(Stored entries)
========
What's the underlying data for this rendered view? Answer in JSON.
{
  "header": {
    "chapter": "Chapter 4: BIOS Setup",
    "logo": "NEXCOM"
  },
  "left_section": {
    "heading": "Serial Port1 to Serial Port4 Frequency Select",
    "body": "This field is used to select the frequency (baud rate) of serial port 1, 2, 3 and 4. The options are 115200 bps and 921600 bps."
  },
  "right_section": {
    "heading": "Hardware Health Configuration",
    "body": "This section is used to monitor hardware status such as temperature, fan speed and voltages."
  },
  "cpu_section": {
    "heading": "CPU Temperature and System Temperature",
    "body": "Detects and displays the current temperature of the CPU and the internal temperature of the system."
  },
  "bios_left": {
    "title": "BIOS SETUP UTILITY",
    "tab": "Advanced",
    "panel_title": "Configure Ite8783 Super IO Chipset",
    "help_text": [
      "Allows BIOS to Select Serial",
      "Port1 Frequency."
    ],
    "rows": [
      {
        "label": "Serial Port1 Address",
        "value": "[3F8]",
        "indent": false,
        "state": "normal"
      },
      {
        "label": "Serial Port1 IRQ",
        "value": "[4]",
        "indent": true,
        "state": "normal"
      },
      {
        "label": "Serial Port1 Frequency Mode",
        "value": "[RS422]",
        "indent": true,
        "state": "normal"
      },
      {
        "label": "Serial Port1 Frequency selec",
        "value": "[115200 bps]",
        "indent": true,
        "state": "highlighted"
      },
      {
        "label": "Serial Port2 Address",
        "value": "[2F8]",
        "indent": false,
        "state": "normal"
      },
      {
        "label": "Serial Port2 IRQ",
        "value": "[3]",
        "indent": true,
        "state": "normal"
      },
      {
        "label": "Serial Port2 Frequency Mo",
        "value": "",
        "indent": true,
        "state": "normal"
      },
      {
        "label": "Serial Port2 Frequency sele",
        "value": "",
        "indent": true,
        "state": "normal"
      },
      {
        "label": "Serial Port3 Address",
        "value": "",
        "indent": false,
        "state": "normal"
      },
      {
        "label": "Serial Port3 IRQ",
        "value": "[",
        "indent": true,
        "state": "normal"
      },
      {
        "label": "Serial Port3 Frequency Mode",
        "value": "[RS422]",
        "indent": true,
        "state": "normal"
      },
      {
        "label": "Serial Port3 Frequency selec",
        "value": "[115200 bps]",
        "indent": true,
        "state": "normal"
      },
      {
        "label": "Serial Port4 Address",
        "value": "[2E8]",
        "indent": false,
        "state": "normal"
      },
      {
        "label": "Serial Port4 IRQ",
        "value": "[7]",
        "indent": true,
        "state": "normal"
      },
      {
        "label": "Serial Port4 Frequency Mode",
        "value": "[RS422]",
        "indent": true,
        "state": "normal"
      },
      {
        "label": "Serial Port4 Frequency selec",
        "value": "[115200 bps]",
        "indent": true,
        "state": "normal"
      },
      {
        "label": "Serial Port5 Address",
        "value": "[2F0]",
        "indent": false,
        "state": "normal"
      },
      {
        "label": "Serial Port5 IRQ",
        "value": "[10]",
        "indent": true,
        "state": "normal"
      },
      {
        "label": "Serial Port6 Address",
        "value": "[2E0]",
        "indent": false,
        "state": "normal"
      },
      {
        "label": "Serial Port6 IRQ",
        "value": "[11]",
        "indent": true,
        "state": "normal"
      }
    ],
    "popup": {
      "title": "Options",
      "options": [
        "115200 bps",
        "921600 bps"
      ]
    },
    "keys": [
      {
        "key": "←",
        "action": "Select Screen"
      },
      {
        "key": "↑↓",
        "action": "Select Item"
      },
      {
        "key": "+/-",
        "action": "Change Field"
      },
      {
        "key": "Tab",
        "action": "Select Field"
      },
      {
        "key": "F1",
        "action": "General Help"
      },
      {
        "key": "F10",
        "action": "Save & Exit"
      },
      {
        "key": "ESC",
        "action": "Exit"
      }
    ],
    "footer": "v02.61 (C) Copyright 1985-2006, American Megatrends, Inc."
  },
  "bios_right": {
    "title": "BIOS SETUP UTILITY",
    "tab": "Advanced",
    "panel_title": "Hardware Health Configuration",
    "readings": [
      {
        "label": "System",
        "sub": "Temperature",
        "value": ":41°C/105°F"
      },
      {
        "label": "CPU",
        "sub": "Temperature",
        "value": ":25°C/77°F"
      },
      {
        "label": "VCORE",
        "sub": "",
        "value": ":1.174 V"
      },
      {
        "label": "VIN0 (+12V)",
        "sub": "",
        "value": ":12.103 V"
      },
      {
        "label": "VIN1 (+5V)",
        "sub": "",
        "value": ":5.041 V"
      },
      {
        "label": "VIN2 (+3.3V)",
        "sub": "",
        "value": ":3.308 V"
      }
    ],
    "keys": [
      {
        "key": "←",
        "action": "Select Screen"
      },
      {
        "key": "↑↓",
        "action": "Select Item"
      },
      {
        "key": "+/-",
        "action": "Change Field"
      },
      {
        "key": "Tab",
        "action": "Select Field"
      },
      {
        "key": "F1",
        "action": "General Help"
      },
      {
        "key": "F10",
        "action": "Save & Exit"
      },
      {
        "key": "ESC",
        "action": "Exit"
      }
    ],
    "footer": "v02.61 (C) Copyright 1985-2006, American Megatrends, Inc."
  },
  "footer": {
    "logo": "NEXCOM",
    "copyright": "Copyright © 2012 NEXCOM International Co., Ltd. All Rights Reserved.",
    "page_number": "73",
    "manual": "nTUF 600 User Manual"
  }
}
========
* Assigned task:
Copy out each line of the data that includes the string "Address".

* Response to the exercise:
        "label": "Serial Port1 Address",
        "label": "Serial Port2 Address",
        "label": "Serial Port3 Address",
        "label": "Serial Port4 Address",
        "label": "Serial Port5 Address",
        "label": "Serial Port6 Address",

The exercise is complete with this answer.